START Data supplied
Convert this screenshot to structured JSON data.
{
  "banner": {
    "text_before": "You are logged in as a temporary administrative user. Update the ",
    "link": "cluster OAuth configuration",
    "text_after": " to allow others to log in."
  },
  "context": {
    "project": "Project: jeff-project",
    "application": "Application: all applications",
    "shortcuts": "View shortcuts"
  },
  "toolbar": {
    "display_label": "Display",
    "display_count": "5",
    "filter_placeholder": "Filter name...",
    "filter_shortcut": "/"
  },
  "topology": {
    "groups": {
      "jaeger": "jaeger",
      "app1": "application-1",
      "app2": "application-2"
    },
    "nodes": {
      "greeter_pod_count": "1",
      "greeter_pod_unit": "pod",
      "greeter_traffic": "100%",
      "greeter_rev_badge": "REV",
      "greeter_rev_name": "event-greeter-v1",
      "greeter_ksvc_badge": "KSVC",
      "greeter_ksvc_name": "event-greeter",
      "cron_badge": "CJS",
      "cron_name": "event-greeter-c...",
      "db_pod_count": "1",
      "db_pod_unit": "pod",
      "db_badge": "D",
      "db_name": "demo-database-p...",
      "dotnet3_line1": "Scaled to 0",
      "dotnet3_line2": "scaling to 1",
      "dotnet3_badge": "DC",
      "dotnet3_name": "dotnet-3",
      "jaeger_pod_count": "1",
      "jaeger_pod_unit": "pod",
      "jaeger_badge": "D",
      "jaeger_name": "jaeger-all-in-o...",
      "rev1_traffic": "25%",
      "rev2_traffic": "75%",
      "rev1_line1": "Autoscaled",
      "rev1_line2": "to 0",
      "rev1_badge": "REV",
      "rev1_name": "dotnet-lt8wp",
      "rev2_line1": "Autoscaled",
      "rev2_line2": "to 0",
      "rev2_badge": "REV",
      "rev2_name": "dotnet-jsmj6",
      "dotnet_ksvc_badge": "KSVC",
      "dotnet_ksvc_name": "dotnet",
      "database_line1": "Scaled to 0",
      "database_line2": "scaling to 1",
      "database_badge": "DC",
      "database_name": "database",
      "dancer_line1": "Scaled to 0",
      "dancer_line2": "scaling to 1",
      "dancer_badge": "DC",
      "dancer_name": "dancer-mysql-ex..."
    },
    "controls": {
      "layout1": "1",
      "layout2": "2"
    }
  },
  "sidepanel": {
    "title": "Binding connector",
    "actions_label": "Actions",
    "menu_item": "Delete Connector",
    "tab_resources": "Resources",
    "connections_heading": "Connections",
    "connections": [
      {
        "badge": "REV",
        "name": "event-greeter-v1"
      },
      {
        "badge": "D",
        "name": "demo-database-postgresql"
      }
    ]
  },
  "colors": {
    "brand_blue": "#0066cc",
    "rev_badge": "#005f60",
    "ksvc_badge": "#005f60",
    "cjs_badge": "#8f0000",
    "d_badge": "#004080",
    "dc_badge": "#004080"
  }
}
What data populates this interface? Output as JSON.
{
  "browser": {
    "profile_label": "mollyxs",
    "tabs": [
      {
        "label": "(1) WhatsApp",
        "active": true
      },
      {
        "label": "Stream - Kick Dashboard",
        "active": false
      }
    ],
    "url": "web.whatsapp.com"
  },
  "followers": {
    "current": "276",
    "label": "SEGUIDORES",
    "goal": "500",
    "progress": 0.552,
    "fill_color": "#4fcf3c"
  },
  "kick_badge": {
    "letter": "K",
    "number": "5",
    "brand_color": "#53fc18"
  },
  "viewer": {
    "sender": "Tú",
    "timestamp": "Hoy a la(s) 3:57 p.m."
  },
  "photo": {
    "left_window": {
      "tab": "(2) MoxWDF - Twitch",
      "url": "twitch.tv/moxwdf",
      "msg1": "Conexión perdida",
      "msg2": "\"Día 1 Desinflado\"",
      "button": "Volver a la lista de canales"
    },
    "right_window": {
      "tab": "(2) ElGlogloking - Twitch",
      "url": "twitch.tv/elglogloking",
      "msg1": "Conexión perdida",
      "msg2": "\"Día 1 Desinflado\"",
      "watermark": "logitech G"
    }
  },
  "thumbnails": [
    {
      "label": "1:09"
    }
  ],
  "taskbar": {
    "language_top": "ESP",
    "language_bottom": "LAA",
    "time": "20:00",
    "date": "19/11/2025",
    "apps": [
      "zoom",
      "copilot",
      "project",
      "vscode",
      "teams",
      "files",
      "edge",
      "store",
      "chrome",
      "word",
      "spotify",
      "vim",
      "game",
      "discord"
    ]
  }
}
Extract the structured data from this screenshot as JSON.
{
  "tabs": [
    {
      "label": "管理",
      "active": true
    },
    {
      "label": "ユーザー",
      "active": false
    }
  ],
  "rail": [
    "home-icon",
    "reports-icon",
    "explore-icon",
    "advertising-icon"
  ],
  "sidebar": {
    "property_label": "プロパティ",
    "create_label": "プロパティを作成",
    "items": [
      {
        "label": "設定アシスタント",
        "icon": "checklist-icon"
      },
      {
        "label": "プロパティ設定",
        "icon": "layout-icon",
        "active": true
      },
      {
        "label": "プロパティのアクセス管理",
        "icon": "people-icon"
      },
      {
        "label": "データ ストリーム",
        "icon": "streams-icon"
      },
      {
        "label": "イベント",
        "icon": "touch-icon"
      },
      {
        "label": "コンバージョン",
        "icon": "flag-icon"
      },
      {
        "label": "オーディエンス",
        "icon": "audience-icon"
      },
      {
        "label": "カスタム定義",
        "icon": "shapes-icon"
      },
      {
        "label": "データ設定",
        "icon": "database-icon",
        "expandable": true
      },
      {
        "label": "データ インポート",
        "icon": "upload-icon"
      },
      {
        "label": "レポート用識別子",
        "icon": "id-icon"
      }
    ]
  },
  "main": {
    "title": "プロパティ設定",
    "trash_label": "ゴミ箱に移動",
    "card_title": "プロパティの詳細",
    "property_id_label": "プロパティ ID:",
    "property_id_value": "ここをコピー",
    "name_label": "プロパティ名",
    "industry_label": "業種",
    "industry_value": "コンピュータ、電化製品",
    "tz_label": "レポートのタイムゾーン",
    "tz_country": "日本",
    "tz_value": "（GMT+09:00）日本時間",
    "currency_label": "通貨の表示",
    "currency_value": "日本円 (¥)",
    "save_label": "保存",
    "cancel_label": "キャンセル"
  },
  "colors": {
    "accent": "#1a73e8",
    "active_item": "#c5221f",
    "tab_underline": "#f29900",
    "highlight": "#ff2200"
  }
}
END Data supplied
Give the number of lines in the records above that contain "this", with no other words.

3